● **RECORD EXCERPTS**:
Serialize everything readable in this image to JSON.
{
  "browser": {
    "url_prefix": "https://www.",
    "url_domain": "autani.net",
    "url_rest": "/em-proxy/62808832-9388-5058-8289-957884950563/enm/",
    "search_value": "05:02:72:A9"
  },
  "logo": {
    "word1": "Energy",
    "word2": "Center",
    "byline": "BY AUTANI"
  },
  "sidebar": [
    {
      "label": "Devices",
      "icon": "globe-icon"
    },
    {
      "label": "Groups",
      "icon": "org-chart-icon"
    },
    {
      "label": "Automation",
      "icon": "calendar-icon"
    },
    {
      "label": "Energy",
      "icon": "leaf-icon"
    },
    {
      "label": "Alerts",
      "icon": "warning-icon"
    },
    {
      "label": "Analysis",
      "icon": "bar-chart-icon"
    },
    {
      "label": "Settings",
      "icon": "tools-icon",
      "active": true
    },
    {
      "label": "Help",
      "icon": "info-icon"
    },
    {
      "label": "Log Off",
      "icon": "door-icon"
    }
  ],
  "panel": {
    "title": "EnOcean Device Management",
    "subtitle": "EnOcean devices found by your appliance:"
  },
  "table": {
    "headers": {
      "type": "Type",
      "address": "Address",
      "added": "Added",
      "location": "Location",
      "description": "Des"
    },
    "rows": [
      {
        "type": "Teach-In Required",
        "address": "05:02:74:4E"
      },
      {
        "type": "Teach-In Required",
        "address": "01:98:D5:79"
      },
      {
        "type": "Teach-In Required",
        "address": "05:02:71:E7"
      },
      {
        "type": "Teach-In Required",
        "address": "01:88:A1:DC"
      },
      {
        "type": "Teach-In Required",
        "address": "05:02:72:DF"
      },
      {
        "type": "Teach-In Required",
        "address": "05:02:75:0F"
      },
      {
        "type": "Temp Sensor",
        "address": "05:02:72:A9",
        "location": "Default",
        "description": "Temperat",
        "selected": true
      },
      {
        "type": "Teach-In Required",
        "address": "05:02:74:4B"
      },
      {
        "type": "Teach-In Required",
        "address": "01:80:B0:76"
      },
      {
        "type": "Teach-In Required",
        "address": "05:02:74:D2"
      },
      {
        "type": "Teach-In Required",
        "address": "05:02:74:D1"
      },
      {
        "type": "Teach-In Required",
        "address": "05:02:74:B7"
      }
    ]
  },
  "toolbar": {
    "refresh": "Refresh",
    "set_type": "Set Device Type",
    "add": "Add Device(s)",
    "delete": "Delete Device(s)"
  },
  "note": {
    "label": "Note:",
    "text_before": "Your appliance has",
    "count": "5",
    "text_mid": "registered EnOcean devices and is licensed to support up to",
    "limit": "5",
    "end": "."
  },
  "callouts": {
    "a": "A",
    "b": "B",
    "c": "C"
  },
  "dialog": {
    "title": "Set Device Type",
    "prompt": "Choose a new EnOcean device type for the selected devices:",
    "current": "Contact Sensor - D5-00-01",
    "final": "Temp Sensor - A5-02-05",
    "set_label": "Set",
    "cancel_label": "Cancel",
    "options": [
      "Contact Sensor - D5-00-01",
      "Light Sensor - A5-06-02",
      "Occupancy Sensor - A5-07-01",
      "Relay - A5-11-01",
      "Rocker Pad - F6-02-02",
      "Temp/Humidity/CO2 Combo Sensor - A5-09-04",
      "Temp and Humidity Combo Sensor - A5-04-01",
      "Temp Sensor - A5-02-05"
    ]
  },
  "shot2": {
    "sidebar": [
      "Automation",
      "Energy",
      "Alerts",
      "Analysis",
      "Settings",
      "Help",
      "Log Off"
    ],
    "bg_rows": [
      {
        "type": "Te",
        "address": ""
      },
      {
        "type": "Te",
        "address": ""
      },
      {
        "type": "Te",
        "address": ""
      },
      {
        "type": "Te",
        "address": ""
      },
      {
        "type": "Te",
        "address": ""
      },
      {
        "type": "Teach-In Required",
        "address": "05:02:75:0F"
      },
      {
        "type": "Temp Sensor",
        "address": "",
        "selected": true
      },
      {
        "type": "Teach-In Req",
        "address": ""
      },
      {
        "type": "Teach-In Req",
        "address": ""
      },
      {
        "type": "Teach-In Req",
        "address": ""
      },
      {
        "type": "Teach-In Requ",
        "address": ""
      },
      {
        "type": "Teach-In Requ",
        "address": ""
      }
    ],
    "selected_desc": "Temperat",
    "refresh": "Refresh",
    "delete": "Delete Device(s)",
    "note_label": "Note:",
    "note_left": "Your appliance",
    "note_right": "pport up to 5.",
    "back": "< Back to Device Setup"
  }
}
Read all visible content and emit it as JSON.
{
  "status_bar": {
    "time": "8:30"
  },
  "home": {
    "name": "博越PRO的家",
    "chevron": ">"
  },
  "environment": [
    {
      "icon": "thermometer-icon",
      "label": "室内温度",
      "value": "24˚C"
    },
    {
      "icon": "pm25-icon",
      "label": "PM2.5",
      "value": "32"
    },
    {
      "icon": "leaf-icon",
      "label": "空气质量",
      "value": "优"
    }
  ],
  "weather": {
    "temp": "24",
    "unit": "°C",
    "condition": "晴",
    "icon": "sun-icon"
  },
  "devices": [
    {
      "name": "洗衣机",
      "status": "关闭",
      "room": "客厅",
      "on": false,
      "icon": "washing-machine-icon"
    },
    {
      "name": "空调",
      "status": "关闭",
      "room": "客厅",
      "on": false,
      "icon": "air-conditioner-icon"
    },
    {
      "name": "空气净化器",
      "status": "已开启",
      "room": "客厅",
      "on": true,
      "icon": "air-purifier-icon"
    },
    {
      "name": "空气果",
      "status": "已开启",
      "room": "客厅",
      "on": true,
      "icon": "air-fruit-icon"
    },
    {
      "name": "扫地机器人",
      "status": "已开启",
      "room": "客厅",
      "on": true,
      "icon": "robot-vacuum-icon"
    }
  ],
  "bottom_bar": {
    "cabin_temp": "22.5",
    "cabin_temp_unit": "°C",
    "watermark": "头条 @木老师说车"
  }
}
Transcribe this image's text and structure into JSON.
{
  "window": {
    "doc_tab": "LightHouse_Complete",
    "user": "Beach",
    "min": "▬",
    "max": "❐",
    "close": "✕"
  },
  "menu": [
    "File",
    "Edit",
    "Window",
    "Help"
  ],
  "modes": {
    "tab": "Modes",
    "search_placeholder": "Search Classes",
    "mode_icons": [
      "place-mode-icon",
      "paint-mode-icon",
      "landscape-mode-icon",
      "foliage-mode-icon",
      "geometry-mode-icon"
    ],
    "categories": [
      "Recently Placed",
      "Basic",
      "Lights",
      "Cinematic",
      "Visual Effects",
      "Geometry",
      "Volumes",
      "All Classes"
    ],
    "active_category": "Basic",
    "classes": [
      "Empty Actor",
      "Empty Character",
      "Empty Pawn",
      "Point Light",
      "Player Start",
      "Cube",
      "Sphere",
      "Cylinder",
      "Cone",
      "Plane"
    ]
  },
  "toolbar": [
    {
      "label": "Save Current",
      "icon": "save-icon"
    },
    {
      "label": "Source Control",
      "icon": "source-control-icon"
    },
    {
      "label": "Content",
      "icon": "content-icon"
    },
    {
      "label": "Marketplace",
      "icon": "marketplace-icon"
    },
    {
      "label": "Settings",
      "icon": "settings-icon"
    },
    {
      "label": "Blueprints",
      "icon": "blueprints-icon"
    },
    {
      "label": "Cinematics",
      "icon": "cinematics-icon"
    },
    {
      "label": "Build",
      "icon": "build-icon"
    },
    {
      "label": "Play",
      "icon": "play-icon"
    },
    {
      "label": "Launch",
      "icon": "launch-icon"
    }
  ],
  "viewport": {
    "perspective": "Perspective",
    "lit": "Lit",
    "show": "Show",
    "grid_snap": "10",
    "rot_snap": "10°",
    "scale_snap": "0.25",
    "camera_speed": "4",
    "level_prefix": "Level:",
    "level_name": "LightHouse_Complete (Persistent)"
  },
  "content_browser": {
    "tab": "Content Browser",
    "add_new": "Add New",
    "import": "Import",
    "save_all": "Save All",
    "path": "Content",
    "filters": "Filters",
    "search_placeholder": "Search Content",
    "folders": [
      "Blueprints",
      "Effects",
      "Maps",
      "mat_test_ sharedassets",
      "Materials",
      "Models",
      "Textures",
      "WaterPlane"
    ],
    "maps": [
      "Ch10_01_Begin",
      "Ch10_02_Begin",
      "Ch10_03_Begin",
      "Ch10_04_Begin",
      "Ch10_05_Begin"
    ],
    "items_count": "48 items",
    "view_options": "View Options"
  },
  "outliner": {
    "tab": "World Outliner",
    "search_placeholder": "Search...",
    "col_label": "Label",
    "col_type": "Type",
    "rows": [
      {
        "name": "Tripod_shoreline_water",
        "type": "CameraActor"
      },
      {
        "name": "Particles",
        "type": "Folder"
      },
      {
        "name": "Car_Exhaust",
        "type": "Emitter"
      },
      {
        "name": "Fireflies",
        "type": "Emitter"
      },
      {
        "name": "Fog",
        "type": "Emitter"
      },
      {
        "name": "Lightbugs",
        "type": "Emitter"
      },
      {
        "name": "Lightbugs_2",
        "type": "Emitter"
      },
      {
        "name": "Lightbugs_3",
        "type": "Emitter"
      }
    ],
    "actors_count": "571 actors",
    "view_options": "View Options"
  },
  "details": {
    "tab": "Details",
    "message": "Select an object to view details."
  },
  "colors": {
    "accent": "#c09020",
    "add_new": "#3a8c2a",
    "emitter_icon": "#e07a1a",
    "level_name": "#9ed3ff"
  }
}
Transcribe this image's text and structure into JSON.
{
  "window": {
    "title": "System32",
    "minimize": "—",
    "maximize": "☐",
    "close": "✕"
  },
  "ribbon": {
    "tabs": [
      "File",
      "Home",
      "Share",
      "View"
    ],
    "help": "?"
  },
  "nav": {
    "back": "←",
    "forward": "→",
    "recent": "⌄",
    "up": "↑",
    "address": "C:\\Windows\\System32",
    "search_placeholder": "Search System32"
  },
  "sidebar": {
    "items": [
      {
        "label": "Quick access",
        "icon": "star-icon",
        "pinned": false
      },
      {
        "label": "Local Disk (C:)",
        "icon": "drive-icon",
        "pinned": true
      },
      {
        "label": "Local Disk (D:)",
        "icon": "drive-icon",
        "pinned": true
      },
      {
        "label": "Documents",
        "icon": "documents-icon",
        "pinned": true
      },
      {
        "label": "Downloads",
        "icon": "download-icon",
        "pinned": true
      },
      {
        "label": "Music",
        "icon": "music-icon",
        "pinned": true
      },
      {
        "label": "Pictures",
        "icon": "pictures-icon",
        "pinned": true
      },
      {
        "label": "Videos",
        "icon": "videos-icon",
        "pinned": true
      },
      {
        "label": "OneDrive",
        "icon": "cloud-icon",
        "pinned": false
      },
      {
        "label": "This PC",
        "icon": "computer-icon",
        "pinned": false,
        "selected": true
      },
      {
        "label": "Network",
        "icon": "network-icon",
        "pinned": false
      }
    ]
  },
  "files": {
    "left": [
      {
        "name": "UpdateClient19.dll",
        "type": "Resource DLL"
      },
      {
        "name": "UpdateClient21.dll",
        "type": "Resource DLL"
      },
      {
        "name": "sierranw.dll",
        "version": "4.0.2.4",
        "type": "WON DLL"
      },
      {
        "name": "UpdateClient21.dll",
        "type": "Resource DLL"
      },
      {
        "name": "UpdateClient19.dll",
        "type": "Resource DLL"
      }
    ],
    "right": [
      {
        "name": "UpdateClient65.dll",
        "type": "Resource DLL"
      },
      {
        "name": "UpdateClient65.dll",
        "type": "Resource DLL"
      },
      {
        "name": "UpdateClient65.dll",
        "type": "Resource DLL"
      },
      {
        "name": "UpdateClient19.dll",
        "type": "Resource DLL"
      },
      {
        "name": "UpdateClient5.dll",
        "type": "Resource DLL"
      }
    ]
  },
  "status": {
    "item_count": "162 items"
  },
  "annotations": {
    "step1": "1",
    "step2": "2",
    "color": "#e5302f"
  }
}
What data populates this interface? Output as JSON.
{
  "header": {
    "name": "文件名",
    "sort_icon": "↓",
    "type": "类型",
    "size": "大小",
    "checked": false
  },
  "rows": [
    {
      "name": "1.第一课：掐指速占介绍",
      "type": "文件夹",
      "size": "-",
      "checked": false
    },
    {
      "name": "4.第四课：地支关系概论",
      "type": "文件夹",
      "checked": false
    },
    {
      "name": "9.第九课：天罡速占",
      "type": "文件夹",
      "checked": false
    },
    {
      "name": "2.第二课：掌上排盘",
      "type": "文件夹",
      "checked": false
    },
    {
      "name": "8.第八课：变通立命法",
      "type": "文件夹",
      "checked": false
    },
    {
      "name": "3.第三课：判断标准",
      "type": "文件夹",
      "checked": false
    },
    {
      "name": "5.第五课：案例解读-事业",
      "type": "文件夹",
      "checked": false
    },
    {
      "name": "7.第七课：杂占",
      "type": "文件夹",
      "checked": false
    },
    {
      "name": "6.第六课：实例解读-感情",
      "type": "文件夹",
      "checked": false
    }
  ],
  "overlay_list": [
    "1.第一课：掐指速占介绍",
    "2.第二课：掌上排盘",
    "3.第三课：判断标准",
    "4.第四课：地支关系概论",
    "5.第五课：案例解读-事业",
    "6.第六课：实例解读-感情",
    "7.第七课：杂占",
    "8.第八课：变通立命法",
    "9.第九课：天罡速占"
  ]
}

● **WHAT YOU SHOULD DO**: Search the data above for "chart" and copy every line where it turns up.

● **RESPONSE TO THE TASK**:
      "icon": "org-chart-icon"
      "icon": "bar-chart-icon"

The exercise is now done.